THE PROBLEM: Every entry should be returned exactly. Omit none of them.

== == ==

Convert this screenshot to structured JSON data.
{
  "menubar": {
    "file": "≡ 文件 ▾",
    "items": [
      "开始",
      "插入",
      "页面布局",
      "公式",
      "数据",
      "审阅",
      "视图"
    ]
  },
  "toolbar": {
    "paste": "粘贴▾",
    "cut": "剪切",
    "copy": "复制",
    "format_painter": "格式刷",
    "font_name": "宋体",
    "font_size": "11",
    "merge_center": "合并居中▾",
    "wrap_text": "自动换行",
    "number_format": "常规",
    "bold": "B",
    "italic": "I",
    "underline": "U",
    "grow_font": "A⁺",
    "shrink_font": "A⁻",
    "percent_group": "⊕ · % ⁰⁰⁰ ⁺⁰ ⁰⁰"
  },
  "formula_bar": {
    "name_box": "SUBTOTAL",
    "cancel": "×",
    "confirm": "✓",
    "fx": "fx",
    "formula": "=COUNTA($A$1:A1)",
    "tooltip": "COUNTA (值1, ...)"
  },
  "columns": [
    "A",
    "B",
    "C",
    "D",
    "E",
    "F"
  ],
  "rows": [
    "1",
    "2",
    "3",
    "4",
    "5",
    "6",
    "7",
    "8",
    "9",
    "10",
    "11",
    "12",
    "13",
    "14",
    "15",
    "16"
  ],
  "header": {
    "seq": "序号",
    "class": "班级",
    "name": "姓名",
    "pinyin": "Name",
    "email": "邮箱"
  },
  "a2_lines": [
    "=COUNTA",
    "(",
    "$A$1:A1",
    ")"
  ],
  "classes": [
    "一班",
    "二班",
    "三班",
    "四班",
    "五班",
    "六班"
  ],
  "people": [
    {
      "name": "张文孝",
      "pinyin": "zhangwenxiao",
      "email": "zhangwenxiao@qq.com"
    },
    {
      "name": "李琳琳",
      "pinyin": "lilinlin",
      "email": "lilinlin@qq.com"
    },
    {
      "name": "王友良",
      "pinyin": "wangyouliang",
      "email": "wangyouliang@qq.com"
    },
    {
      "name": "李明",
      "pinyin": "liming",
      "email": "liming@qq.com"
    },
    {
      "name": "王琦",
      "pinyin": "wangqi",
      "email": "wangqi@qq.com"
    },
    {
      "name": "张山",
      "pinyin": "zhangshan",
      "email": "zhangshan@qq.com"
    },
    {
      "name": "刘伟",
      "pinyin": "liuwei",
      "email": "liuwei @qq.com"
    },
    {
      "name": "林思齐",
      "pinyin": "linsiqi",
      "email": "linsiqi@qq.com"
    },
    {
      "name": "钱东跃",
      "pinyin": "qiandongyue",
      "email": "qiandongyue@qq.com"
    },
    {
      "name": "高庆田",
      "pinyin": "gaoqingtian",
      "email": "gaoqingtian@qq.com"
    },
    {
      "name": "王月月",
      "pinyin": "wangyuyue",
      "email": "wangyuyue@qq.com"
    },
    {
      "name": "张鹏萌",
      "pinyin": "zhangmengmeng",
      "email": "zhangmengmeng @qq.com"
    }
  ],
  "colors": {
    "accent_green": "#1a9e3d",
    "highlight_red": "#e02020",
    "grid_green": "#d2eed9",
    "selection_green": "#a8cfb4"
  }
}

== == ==

YOUR RESPONSE:
Convert this screenshot to structured JSON data.
{
  "menubar": {
    "file": "≡ 文件 ▾",
    "items": [
      "开始",
      "插入",
      "页面布局",
      "公式",
      "数据",
      "审阅",
      "视图"
    ]
  },
  "toolbar": {
    "paste": "粘贴▾",
    "cut": "剪切",
    "copy": "复制",
    "format_painter": "格式刷",
    "font_name": "宋体",
    "font_size": "11",
    "merge_center": "合并居中▾",
    "wrap_text": "自动换行",
    "number_format": "常规",
    "bold": "B",
    "italic": "I",
    "underline": "U",
    "grow_font": "A⁺",
    "shrink_font": "A⁻",
    "percent_group": "⊕ · % ⁰⁰⁰ ⁺⁰ ⁰⁰"
  },
  "formula_bar": {
    "name_box": "SUBTOTAL",
    "cancel": "×",
    "confirm": "✓",
    "fx": "fx",
    "formula": "=COUNTA($A$1:A1)",
    "tooltip": "COUNTA (值1, ...)"
  },
  "columns": [
    "A",
    "B",
    "C",
    "D",
    "E",
    "F"
  ],
  "rows": [
    "1",
    "2",
    "3",
    "4",
    "5",
    "6",
    "7",
    "8",
    "9",
    "10",
    "11",
    "12",
    "13",
    "14",
    "15",
    "16"
  ],
  "header": {
    "seq": "序号",
    "class": "班级",
    "name": "姓名",
    "pinyin": "Name",
    "email": "邮箱"
  },
  "a2_lines": [
    "=COUNTA",
    "(",
    "$A$1:A1",
    ")"
  ],
  "classes": [
    "一班",
    "二班",
    "三班",
    "四班",
    "五班",
    "六班"
  ],
  "people": [
    {
      "name": "张文孝",
      "pinyin": "zhangwenxiao",
      "email": "zhangwenxiao@qq.com"
    },
    {
      "name": "李琳琳",
      "pinyin": "lilinlin",
      "email": "lilinlin@qq.com"
    },
    {
      "name": "王友良",
      "pinyin": "wangyouliang",
      "email": "wangyouliang@qq.com"
    },
    {
      "name": "李明",
      "pinyin": "liming",
      "email": "liming@qq.com"
    },
    {
      "name": "王琦",
      "pinyin": "wangqi",
      "email": "wangqi@qq.com"
    },
    {
      "name": "张山",
      "pinyin": "zhangshan",
      "email": "zhangshan@qq.com"
    },
    {
      "name": "刘伟",
      "pinyin": "liuwei",
      "email": "liuwei @qq.com"
    },
    {
      "name": "林思齐",
      "pinyin": "linsiqi",
      "email": "linsiqi@qq.com"
    },
    {
      "name": "钱东跃",
      "pinyin": "qiandongyue",
      "email": "qiandongyue@qq.com"
    },
    {
      "name": "高庆田",
      "pinyin": "gaoqingtian",
      "email": "gaoqingtian@qq.com"
    },
    {
      "name": "王月月",
      "pinyin": "wangyuyue",
      "email": "wangyuyue@qq.com"
    },
    {
      "name": "张鹏萌",
      "pinyin": "zhangmengmeng",
      "email": "zhangmengmeng @qq.com"
    }
  ],
  "colors": {
    "accent_green": "#1a9e3d",
    "highlight_red": "#e02020",
    "grid_green": "#d2eed9",
    "selection_green": "#a8cfb4"
  }
}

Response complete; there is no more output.